Serves 4 to 6
This is perhaps the only good thing to emerge from that dismal person. It is, quite genuinely, a dish cooked by Castro’s guerrilla band when they were fighting to overthrow the Cuban government. It was recorded by the French war correspondent Gérard Chaliand.
The men would descend on a village and commandeer the ingredients at gunpoint. In the original version the chicken would have been a very tough village bird, and it would be marinated in fresh pineapple juice to make it tender before cooking. With supermarket chicken this is no longer necessary. Also, the fresh pineapple available in Britain is always nastily underripe and it’s better to used canned, but this is pasteurised and the tenderising enzyme has been broken down.
- 1 kg chicken pieces of your choice
- 2 medium large onions
- 2 cloves of garlic
- 2 standard (400 g) cans of tomatoes
- 2 standard (400 g) cans of pineapple rings in juice
- cooking oil
- chillies or chilli powder to taste
- black pepper
Heat a little oil in a frying pan. Peel and coarsely chop the onions and fry them, stirring frequently, until browned but not burnt. While they are cooking, peel and chop the garlic and add it. When done, transfer to a big casserole with a lid.
Brown the chicken thoroughly and put the pieces in the casserole. Add the tomatoes, with the juice in the can. Add chopped chillies or chilli powder — use less than you think you need, you can always top it up later. The dish is meant to be a bit spicy but not curry hot. Add salt and grind in some black pepper.
There should be enough liquid to just cover the chicken pieces. Cover the casserole and put it on top of the stove. Bring the mixture to the boil, turn down the heat and leave it to simmer for 45 minutes, or 55 if using large drumsticks.
A quarter of an hour before it’s cooked, drain the juice off the pineapple. Cut each ring into 3 or 4 pieces, add to the mixture and stir it in. Bring back to the boil and reduce the heat to simmer again.

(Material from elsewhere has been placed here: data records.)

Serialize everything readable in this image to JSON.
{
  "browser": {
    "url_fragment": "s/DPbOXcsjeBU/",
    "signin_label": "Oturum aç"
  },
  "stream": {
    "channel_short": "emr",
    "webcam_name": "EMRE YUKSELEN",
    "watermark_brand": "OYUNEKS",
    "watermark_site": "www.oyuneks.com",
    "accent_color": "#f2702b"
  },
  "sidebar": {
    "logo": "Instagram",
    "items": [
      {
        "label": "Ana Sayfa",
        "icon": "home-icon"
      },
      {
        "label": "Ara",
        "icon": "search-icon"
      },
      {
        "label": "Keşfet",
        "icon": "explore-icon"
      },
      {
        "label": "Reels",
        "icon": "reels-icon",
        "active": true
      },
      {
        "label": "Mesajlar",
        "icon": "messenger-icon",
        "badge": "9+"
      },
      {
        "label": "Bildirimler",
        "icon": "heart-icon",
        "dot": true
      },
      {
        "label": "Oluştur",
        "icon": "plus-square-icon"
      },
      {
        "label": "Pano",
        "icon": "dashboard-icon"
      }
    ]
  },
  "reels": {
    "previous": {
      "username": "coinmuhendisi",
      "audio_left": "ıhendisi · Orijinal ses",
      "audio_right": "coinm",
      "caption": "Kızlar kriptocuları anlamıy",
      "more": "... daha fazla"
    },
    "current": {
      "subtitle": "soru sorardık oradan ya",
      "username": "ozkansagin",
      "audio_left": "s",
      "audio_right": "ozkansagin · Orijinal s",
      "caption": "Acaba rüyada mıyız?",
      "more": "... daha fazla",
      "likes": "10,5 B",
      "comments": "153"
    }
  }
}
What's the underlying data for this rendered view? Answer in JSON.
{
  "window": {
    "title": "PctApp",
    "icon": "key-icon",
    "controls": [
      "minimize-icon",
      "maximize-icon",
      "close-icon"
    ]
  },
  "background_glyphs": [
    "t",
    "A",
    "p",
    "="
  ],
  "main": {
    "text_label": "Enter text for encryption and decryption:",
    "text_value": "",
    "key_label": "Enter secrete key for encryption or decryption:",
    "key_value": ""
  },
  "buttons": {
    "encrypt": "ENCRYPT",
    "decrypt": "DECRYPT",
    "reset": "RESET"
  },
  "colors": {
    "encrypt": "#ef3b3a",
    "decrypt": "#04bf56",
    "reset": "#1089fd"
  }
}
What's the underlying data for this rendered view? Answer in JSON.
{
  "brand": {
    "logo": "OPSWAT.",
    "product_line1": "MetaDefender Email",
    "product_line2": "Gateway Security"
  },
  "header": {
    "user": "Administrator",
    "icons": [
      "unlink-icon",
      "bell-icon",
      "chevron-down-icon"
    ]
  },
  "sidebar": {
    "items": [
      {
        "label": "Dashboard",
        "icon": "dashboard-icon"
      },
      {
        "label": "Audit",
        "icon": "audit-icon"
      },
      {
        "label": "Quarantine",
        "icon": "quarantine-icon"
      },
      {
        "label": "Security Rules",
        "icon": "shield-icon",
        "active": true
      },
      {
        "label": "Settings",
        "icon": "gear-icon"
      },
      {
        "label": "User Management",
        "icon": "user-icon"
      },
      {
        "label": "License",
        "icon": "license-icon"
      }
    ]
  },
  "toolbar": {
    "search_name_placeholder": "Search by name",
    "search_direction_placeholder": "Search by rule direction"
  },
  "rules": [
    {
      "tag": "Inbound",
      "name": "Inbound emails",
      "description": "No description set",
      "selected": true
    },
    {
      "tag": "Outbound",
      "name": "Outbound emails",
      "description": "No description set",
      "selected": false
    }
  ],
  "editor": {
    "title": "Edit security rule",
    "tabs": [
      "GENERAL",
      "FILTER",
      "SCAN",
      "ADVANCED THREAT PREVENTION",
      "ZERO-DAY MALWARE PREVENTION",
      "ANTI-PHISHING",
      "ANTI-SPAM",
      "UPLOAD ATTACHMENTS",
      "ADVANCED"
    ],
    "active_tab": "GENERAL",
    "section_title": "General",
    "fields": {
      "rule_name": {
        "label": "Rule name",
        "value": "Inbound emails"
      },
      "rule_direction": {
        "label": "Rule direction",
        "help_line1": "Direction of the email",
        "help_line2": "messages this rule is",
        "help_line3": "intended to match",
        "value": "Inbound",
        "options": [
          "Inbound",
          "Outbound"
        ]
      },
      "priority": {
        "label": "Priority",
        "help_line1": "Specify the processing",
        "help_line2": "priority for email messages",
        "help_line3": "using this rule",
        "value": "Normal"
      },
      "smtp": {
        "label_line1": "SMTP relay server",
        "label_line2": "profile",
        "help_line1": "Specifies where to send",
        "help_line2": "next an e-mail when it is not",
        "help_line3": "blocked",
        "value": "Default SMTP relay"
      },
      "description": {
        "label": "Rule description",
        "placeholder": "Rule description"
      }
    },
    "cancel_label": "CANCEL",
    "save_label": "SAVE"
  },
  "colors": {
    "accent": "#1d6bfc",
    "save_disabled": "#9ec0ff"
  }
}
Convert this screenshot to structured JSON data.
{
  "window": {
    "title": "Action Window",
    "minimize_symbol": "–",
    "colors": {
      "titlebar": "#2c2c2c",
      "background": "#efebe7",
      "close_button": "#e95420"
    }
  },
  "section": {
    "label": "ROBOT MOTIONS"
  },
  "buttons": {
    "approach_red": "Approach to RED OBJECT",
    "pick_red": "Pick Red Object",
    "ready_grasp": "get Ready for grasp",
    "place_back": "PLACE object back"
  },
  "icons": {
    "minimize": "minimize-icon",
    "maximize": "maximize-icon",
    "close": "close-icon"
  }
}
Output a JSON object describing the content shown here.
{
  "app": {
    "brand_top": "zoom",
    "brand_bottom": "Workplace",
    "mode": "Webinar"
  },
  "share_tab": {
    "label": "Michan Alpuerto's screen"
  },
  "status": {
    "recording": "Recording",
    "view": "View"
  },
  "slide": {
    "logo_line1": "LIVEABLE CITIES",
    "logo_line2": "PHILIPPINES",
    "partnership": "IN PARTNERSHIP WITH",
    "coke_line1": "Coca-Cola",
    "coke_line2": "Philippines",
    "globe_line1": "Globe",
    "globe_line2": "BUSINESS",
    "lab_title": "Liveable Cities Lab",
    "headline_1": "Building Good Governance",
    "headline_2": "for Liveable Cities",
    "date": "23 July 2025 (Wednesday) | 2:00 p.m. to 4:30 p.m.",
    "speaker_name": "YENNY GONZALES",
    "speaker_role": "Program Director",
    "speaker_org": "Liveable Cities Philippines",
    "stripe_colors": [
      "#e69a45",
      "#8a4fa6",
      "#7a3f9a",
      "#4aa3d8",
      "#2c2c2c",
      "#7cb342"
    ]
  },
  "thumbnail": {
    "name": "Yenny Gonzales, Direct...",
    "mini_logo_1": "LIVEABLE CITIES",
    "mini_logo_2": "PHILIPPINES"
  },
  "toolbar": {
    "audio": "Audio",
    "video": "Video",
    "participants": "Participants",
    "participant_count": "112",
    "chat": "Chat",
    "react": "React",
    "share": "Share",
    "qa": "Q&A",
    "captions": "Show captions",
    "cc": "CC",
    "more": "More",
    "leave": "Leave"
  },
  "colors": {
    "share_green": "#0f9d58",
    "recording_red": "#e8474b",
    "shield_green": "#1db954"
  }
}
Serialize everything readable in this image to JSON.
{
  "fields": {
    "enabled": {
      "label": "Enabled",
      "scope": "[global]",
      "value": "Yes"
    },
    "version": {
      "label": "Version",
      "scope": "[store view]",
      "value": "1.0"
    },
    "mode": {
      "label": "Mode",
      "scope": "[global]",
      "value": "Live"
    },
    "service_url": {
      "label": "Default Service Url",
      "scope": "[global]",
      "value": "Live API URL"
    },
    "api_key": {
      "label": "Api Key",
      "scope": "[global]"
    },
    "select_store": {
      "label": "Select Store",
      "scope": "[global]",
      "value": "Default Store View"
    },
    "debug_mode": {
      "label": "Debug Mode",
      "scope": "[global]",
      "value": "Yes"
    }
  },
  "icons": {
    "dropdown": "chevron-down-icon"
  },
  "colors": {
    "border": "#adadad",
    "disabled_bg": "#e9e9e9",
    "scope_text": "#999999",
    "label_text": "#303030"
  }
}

If there’s too much liquid, remove the lid to let it evaporate.
Finally, correct the seasoning, adding more chilli if necessary. Serve with plain boiled rice. It goes well with green beans.